When we prepare and cook our own food, we have an opportunity to take part in this cycle. We can give our attention and care to what we are making, and thank the plants, animals, and land that sacrificed for our food. We can ask Their Spirits and the Gods for blessings on our work and the meal it will create. Plus, when you make your own food, you know exactly what is going into it, which puts you in the driver’s seat for your health and well-being. There can even be a connection to the blessings of the Ancestors, such as when we use a family recipe, cook foods from our home cultures, or even use the good family china. Today, I just baked brownies for a family holiday party, using mixing bowls that belonged to my great grandmother. I remember her and the incredible meals she made every time I use them. Even if you aren’t lucky enough to have an heirloom like that, just the simple act of cooking connects you to countless generations of tradition. And if you’re of a magical bent, there are so many ways that you can “kitchen witch” your food, it’d take a book just to describe them! (Incorporating spells into everyday activities and items is a very Braucherei (Deitsch folk magic) sort of thing to do, but that’s a topic for another post!)
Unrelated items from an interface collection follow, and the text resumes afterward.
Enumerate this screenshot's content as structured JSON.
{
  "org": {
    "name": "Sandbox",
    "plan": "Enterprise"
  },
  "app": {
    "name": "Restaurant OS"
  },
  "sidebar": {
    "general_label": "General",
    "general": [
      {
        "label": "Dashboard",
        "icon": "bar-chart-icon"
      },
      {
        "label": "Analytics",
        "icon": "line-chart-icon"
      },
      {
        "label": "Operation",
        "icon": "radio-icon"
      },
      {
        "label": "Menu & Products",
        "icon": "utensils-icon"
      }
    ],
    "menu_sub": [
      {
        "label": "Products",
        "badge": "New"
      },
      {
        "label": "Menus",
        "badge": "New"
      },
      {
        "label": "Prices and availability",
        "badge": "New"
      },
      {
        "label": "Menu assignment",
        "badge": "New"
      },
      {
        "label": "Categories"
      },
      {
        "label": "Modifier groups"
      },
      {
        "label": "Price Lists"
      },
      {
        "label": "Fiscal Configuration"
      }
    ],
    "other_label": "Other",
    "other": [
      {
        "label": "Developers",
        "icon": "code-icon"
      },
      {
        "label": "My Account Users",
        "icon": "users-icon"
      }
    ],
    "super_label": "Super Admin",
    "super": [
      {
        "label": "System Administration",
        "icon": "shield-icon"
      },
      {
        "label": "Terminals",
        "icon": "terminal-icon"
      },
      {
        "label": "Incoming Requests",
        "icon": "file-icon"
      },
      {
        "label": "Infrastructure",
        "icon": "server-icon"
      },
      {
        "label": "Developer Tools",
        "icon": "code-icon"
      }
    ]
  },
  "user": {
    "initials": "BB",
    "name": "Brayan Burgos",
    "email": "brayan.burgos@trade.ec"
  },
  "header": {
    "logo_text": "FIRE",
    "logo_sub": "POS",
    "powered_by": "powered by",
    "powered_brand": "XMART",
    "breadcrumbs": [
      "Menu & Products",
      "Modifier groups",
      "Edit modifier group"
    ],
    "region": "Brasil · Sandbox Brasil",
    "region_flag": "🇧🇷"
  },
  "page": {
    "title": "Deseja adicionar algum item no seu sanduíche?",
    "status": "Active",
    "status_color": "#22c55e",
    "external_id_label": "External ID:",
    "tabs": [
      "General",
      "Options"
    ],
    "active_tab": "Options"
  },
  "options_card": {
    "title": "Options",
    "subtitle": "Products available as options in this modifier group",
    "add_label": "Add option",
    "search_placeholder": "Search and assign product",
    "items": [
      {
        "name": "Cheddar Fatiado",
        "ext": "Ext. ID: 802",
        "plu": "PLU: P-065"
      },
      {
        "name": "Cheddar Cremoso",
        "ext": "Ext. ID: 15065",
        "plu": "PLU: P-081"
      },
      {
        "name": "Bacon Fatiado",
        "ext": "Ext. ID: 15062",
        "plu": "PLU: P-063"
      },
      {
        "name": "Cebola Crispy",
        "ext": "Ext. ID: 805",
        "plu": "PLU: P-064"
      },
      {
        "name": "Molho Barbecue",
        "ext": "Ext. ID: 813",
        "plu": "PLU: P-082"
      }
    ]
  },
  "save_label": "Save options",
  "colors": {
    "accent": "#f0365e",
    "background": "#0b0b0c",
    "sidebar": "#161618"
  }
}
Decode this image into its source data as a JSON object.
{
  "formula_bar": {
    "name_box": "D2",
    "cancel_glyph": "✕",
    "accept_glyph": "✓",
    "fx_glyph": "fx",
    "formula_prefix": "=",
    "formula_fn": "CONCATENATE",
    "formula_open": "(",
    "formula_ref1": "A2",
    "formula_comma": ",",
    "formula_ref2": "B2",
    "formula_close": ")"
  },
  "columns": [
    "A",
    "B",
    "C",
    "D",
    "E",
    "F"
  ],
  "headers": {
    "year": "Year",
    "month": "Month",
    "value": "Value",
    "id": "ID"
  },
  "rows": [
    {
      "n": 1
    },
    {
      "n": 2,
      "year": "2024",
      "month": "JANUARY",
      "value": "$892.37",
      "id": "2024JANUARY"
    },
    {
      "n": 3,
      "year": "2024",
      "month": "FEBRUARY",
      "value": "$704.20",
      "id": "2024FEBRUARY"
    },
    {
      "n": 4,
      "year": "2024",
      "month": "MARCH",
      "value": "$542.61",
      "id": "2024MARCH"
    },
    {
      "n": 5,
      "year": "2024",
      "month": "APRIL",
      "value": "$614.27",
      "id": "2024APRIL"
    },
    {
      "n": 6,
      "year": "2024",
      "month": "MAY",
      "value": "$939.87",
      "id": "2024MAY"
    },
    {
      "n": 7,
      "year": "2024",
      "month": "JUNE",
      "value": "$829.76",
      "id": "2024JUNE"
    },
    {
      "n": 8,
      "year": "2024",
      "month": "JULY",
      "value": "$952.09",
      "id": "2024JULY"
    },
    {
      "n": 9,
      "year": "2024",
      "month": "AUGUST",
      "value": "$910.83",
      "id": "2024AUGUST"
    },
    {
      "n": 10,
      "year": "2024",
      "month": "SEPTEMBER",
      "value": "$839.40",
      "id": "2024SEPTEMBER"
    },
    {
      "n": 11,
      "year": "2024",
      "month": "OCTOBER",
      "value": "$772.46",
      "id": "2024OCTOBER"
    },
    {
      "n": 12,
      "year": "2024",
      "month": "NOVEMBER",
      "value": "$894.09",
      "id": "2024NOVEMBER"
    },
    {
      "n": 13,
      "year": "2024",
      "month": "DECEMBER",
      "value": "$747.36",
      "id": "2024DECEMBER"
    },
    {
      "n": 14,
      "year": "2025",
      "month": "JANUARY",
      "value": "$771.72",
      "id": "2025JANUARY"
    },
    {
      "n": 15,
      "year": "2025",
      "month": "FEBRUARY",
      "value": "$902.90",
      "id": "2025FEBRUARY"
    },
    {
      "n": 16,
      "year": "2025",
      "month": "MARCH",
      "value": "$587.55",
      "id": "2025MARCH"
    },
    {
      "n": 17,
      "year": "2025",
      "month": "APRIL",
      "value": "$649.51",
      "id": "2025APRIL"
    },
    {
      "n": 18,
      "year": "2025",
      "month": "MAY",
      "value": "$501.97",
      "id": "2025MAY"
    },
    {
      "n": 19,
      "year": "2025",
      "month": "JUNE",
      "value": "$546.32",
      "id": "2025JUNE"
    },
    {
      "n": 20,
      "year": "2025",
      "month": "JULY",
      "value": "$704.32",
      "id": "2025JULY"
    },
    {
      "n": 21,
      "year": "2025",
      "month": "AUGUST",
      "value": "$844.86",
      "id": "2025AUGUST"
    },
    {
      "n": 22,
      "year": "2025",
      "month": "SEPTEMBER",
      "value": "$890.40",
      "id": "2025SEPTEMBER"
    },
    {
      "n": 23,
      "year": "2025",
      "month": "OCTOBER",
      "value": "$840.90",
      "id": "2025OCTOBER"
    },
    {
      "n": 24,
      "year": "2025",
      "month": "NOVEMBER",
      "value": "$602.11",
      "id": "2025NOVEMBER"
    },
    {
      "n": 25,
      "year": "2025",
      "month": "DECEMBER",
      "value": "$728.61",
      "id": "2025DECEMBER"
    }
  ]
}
Don’t underestimate the power of cleaning up afterwards either! It may not be anybody’s favorite task, but it takes on new meaning when you look at it from a spiritual perspective. Cleaning your kitchen after a big cooking project is a way to thank your tools and your space, honor the beings that have assisted you, and to create order in this part of your innangardh. If you’ve invoked Frau Holle in your work, you may find that She…ahem…“inspires” greater cleaning efforts than you might normally use. But hey, spiritual work is worth it, right?
I hope this post has inspired you to take back a piece of your personal power and cook more of your own meals, or be more conscious about where your food comes from. If I’ve piqued your interest in Urglaawe, you can always check out the official Urglaawe website and Facebook group for more information. Macht’s immer besser!